Then the yellow-haired girl sat up straight and smirked as she remembered what was in her pocket. She had remembered watching her older, obviously smarter brother lighting matches the other day, throwing them to the ground, and then stomping them out. She had watched on in admiration at such a fun past time and had sulked when her brother told her that she could not participate.
Now it was her turn.
The girls hopped down into the grassy pasture and took their stances for the first match. They knew that you had to stomp hard and fast as soon as the match hit the ground. Strrriiiike...flame...throw...stomp....strike...flame...throw stomp...they continued this pattern at a steady pace through about 20 matches. Then the older, obviously smarter sister made the now infamous decision of telling her younger sister not to stomp the next time and to let the flame get just a little bigger before extinguishing it. Strrriiiiike, flame, throw.....gust of the summer wind....shrieks of fear....furious stomping...stomping...screaming...stomping...Older sister thinks of swearing but remembers she has to be a good example to younger sister...furious stomping...screaming...then just watching. Watching as the fire caught new life and grasped to everything within its reach. Watching as a lump bigger than a softball rose in their throats and terror took up place in the pits of their stomach.
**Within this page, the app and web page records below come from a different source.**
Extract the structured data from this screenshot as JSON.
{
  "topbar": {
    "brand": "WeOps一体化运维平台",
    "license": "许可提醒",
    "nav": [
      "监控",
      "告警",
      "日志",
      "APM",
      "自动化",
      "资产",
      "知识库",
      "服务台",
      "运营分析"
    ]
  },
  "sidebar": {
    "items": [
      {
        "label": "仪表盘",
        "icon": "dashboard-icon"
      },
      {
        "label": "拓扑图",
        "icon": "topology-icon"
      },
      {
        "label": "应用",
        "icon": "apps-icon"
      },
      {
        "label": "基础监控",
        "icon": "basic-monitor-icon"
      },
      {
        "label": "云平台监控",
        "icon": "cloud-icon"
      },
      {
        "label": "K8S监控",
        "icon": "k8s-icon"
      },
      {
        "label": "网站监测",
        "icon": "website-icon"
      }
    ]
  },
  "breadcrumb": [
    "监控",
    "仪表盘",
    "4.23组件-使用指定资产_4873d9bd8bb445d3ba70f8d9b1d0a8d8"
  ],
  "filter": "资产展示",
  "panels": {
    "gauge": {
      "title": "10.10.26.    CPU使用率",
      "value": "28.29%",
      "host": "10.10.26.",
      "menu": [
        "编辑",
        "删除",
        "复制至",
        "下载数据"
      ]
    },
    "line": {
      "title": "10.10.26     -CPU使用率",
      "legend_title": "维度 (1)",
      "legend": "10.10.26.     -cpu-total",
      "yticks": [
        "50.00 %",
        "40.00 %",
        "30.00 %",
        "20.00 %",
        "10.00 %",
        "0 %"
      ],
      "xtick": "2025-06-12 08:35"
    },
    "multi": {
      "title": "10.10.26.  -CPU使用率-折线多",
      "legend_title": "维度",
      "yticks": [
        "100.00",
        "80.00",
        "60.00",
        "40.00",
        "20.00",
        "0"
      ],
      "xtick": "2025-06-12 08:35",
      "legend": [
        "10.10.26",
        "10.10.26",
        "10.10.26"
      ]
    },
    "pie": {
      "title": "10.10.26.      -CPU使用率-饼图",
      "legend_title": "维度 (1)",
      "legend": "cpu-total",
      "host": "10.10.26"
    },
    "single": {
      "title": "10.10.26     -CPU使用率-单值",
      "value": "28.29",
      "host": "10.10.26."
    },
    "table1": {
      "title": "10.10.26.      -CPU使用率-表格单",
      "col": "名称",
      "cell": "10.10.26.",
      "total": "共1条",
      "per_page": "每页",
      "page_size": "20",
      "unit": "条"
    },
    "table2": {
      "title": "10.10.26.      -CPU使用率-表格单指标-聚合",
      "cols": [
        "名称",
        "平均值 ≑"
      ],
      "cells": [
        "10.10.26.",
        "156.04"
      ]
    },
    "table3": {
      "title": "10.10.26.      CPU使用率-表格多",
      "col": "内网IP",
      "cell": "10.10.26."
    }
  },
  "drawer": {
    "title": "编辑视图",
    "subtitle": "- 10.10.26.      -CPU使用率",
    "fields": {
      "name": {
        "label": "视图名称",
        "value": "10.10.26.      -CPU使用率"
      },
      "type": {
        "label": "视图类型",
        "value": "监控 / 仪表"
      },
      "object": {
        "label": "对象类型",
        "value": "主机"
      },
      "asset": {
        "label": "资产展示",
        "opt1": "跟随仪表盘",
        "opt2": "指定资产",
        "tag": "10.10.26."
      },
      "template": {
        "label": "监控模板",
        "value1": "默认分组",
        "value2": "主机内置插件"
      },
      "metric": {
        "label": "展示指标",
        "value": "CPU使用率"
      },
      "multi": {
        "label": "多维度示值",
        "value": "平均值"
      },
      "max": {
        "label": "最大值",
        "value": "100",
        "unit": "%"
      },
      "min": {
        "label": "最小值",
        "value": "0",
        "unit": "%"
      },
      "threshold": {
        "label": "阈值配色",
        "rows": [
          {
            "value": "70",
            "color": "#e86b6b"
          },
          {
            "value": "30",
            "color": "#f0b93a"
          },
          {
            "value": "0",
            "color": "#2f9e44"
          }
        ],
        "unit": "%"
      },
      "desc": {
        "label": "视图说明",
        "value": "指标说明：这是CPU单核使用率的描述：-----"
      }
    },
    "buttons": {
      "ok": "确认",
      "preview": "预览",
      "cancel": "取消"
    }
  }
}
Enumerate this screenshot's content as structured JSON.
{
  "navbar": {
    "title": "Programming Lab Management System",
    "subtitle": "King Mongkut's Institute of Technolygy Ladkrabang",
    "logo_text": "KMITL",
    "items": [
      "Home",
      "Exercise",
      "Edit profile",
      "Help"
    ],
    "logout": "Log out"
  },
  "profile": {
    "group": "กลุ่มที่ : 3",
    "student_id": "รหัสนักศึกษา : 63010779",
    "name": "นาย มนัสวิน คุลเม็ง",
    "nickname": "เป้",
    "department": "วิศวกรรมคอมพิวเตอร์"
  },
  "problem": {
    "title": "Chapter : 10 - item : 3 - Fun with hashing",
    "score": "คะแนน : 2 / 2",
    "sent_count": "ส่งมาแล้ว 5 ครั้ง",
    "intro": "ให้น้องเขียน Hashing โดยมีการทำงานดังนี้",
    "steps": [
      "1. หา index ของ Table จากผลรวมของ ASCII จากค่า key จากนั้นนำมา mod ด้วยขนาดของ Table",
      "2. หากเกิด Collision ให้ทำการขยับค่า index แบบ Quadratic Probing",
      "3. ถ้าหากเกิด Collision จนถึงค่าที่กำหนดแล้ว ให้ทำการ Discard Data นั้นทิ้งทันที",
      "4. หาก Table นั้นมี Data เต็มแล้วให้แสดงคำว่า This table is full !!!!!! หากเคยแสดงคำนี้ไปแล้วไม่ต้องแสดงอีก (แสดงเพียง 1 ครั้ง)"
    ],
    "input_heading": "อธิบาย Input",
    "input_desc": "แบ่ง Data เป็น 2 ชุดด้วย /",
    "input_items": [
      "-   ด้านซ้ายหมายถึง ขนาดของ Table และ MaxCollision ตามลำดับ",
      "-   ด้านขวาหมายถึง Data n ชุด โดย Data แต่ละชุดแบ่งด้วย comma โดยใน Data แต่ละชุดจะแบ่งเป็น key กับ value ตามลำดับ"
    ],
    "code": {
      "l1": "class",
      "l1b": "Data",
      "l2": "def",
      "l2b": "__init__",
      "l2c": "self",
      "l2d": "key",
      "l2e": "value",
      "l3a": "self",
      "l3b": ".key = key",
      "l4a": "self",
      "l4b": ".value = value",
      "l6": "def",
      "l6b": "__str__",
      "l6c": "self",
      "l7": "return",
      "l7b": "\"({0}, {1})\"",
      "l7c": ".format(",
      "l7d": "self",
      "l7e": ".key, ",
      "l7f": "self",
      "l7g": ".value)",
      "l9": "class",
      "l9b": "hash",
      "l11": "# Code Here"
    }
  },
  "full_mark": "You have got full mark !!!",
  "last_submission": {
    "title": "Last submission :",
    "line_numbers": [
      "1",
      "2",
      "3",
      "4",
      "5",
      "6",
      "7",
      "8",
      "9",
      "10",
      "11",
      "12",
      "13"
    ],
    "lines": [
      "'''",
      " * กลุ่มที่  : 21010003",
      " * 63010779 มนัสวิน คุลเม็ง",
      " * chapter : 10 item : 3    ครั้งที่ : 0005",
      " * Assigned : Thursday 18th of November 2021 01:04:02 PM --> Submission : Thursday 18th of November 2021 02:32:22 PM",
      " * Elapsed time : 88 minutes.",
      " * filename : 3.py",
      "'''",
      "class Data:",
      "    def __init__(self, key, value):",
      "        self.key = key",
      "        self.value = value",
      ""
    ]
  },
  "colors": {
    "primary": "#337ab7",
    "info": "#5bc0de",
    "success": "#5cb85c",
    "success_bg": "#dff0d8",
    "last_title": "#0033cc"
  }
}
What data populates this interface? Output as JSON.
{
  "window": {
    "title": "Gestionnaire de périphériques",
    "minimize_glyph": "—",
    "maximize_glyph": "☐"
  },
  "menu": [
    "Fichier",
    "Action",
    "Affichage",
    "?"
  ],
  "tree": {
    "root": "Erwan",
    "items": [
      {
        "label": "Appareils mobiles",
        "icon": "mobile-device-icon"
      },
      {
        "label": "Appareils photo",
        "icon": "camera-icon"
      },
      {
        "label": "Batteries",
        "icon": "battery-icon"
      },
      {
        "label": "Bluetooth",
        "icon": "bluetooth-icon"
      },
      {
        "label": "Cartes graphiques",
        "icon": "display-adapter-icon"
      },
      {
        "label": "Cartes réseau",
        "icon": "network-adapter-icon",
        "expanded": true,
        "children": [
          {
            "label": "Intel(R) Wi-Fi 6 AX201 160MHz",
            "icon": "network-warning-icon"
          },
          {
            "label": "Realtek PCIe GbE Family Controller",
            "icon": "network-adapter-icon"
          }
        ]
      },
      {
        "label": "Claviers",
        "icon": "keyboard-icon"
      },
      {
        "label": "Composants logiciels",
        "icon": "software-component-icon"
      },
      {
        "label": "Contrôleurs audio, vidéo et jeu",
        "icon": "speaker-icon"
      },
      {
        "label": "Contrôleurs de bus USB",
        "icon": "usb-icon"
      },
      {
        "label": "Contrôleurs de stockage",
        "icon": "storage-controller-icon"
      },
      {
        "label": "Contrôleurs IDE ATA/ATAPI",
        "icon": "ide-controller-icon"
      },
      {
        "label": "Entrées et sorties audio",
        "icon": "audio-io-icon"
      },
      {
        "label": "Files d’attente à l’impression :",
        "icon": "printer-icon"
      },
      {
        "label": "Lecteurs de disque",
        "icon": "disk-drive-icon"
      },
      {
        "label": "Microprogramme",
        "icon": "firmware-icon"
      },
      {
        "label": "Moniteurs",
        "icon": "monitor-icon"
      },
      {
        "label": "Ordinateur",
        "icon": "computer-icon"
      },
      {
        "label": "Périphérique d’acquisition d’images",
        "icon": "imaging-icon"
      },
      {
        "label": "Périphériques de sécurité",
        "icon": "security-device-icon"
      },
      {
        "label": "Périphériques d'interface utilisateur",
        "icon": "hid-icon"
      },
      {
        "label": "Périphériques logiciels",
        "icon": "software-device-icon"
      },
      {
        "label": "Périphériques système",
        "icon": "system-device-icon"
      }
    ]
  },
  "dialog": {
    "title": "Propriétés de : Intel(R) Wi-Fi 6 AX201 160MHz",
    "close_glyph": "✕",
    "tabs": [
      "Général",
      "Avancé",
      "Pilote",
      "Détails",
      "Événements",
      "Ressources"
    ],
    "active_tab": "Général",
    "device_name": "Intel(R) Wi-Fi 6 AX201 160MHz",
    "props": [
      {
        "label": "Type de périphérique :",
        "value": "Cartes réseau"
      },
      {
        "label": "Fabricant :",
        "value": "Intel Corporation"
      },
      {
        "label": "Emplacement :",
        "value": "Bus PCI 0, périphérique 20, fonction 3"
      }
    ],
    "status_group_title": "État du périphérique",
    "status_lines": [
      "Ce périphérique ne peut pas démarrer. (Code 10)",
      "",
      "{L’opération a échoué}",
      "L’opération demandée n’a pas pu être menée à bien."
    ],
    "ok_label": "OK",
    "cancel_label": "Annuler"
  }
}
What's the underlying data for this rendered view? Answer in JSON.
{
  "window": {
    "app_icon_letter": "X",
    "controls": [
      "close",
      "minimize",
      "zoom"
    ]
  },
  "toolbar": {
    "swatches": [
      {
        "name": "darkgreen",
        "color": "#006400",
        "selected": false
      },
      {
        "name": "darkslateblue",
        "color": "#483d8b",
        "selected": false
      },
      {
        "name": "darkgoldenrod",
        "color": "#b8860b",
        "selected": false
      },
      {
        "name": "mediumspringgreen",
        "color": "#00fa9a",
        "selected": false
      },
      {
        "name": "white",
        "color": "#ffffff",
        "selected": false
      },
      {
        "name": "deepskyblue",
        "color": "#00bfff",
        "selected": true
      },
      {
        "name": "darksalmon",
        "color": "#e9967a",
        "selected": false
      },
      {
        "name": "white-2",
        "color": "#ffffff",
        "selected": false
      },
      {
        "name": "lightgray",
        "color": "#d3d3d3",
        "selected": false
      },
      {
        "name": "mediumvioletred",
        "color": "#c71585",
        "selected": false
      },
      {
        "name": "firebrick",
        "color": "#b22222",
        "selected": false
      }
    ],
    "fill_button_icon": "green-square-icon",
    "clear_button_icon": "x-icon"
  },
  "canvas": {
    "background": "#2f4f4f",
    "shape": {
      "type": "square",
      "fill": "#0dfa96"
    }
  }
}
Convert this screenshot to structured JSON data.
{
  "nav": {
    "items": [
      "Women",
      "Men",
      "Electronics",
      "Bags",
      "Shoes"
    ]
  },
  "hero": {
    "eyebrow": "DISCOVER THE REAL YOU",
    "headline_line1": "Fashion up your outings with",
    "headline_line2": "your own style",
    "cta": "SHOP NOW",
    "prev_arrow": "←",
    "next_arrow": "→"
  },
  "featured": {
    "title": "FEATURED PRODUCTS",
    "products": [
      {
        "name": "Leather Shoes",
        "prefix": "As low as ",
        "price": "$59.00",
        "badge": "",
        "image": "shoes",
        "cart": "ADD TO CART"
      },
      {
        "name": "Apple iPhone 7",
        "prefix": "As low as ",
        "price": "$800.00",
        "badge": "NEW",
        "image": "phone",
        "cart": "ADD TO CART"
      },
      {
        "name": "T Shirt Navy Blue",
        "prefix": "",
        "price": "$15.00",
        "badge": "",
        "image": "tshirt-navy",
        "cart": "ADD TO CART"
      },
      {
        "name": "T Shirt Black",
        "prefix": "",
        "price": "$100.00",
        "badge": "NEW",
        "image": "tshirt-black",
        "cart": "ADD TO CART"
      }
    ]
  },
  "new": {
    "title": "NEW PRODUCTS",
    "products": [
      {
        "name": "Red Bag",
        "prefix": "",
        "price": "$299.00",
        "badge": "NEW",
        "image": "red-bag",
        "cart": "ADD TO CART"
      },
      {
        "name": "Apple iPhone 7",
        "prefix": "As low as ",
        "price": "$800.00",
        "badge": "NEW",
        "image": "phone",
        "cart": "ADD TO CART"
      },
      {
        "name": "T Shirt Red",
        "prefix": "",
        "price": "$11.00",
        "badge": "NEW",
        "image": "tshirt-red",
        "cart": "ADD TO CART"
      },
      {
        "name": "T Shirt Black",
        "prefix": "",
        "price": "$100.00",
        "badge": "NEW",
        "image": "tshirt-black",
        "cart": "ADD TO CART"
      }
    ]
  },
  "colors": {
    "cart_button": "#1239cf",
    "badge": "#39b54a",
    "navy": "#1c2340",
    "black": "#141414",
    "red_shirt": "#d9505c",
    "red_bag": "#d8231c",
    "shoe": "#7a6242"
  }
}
The older sister knew they had to think quick. She ran to the water hose and fiercely stretched it towards the hungry flames....running as fast as she could she is jerked backwards through the air onto her butt and cries out in frustration because the hose has reached as far as it can go. Not far enough.
Thoughts of a crazed father ringing her neck, a mother exploding in anger and the understanding that parents can be totally unreasonable at times like this, forces the girl to make the only decision she can...NOT to tell her parents. Instead, they worked wholeheartedly at fire fighting by going into the house and filling up beverage glasses full of water and then running them the 20 yards to splash on the fire. The fire roared on getting bigger with every second passing. Like a few droplets of water was enough to put out its rampage.
The mother, whose attention was caught by the constant parading of water glasses to and fro and the four shoes covered in soot, demanded to know what the girls were up to. The older sister was ready to delve into a full blown fairy tale when the little, red-headed girl immediately burst into uncontrollable sobs blowing their chance at not getting in trouble, the ultimate objective here.
It must have been a Saturday because the dad was nearby listening to this and immediately burst out the door, dragging the older brother behind him. When they reached the fire it was just inches away from taking over a very large shop full of odds and ends and oh say 50,000 dollars worth of farm equipment. The pigs were also in mortal danger and were worried of becoming bacon all to soon.
Luckily, a big, strong dad and big, strong brother can do almost anything when they really need to. Equipped with shovels they work fast and efficiently. After an hour or so, they had been able to smother out the fire before it was able to do any major damage. It really was a miracle and little, fervent prayers were being heard for that fire to be put out as easily as it was.
The funny thing is the girls cannot remember if and how much trouble they were in. However, they were constantly reminded of their mistake by having to wear their soot covered shoes to school.
To this day, some 14 years later, the family still talks about this memory in their late night chats as they sit all gathered and cozy in their parent's living room.
Ironically, the girls may or may not have had a poster (given to them at a fire prevention assembly at school) of Smoky the Bear taped on their bedroom wall. The older girl claims to have felt a little bit lied to after assuming for all these years that she only had prevention powers when it came to the forest. Maybe she needs to write him and tell him that his warning is incomplete and should read something like this: "Only you can prevent forest, pasture, lawn, house, corral, shop, pig fires." or maybe not.